§ **Data section**
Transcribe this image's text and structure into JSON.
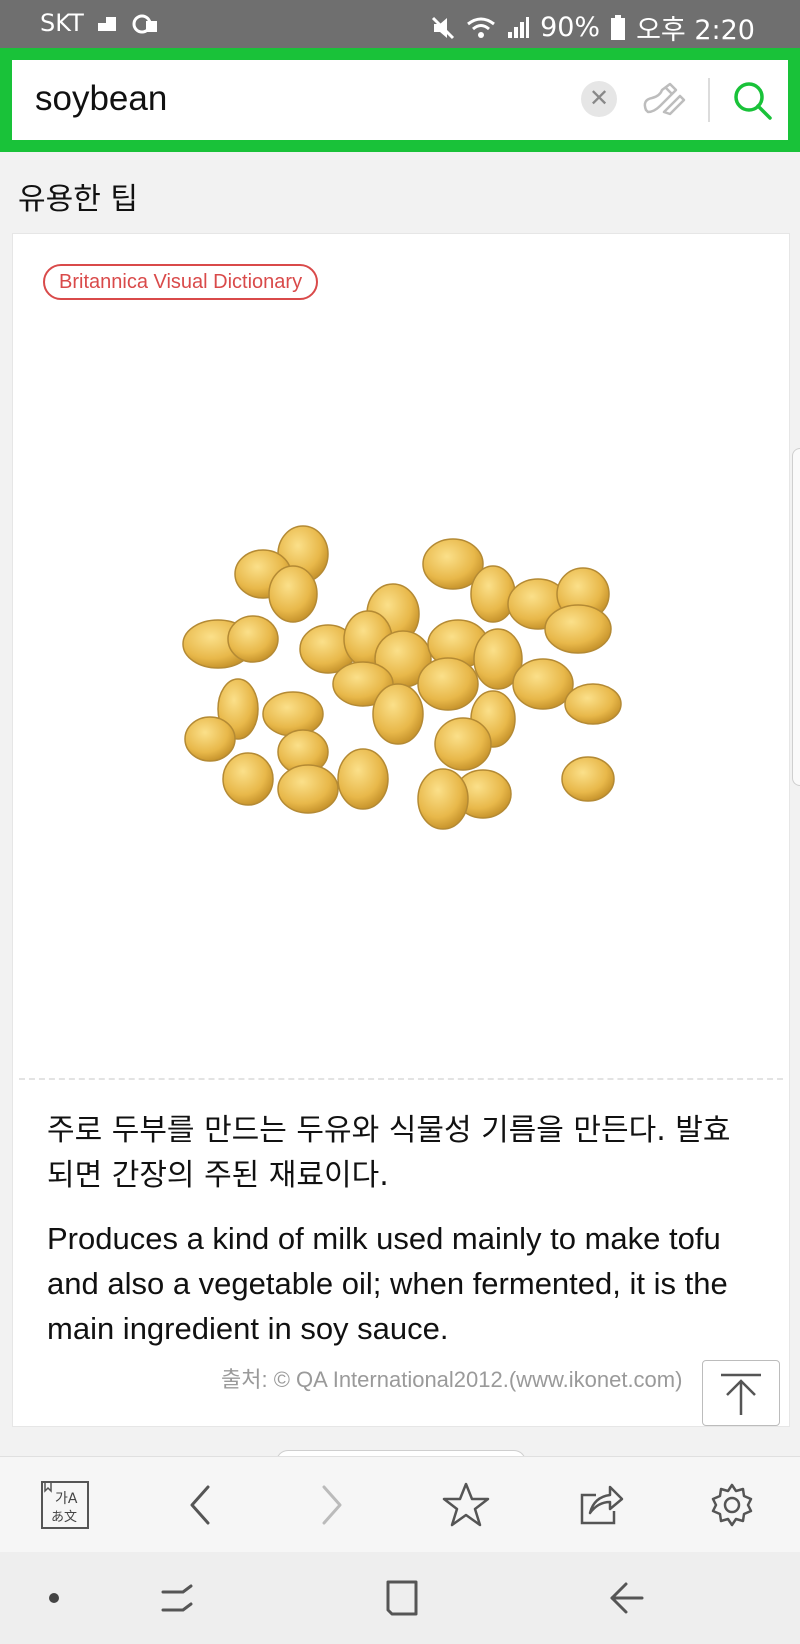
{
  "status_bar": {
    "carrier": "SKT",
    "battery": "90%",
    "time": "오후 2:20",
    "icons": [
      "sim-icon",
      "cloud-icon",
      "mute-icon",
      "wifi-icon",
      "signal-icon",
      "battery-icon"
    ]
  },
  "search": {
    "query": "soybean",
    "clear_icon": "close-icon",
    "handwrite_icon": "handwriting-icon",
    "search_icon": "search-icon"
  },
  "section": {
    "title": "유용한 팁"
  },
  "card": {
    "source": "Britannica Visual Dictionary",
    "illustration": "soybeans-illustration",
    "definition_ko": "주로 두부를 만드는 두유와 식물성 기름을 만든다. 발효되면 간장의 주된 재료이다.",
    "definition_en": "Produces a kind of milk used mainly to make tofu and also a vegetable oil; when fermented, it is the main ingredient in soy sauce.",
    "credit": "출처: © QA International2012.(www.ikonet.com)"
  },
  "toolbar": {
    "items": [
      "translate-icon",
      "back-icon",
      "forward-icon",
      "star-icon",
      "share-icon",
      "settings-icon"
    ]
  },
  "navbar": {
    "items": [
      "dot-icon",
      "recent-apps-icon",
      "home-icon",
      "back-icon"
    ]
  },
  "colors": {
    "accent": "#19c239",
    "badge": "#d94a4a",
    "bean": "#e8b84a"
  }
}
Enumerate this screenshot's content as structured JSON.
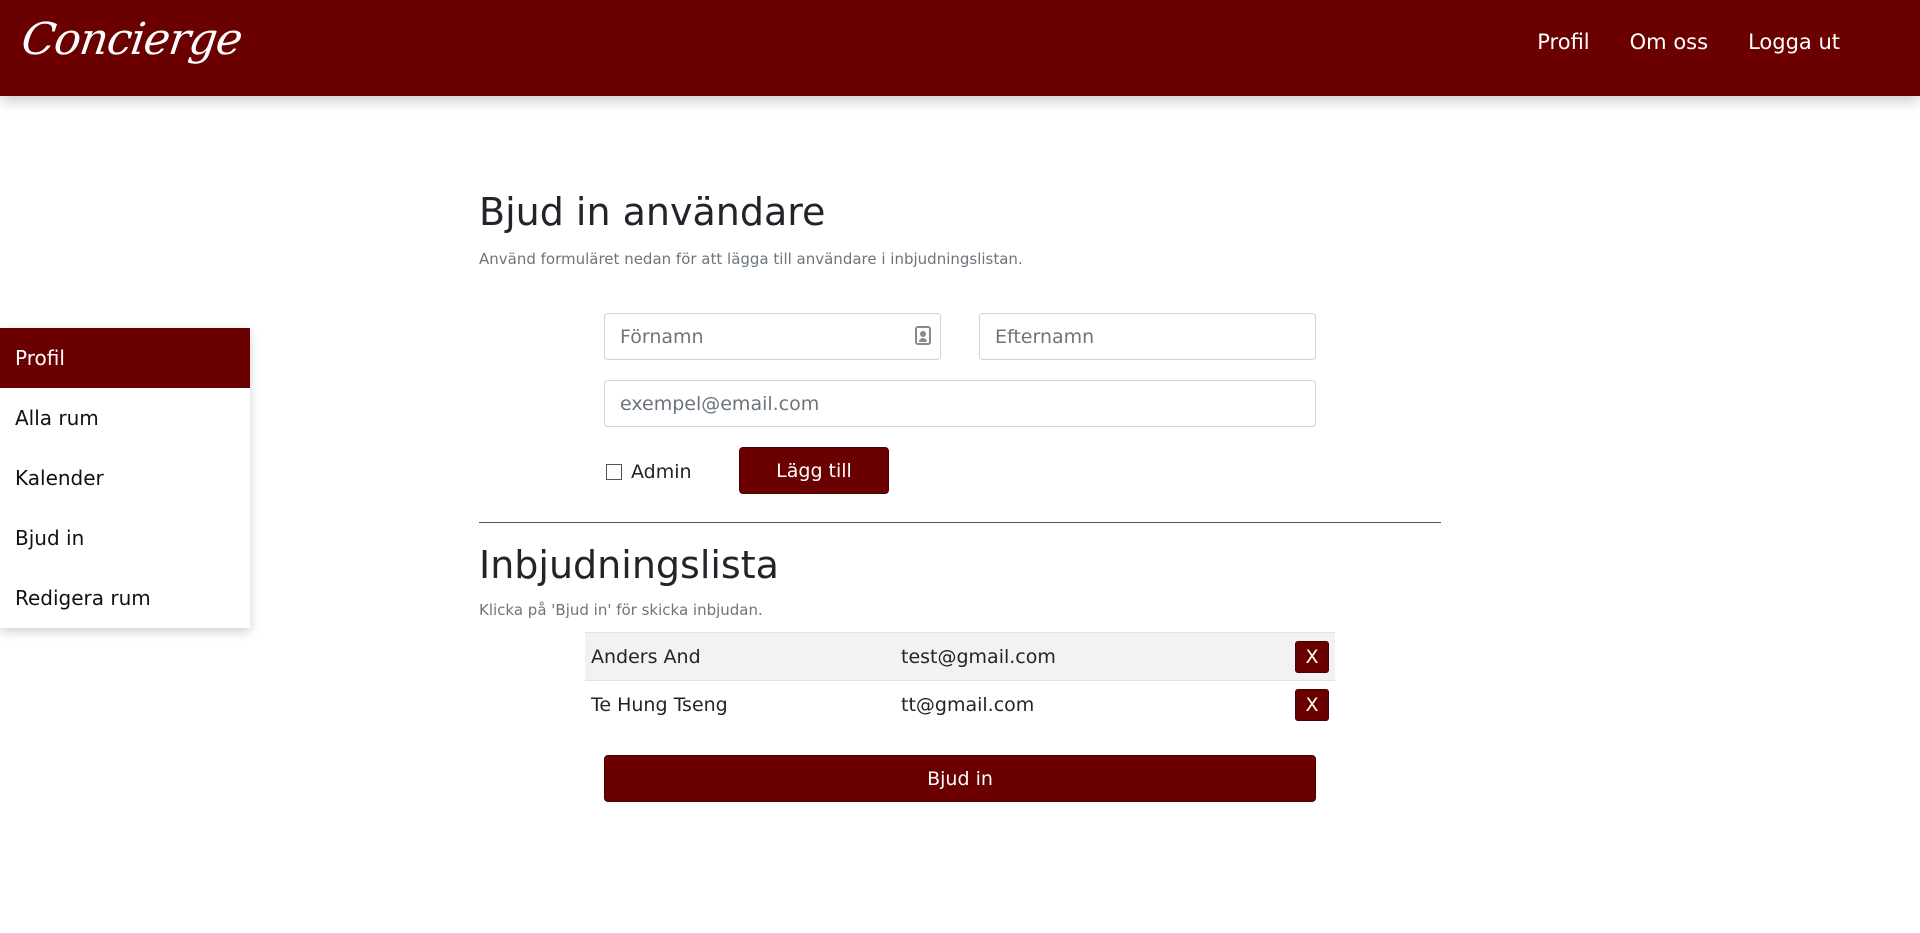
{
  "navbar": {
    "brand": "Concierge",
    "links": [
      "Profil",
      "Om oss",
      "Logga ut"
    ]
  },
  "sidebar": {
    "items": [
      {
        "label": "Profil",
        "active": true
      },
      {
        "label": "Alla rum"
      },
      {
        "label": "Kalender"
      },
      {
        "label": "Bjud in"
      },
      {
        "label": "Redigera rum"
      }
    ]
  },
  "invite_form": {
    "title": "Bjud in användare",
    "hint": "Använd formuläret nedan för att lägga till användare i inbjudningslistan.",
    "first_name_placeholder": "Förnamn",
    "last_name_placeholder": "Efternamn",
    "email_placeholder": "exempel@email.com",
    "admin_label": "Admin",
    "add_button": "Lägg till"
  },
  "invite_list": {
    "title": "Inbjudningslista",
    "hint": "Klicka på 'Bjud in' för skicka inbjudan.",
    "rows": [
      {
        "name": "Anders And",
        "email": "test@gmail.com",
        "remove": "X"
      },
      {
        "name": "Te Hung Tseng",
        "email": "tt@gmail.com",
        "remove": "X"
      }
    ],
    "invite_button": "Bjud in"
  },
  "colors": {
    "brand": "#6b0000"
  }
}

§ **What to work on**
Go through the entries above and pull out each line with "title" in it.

§ **Completed task**
    "title": "유용한 팁"
    "title": "Bjud in användare",
    "title": "Inbjudningslista",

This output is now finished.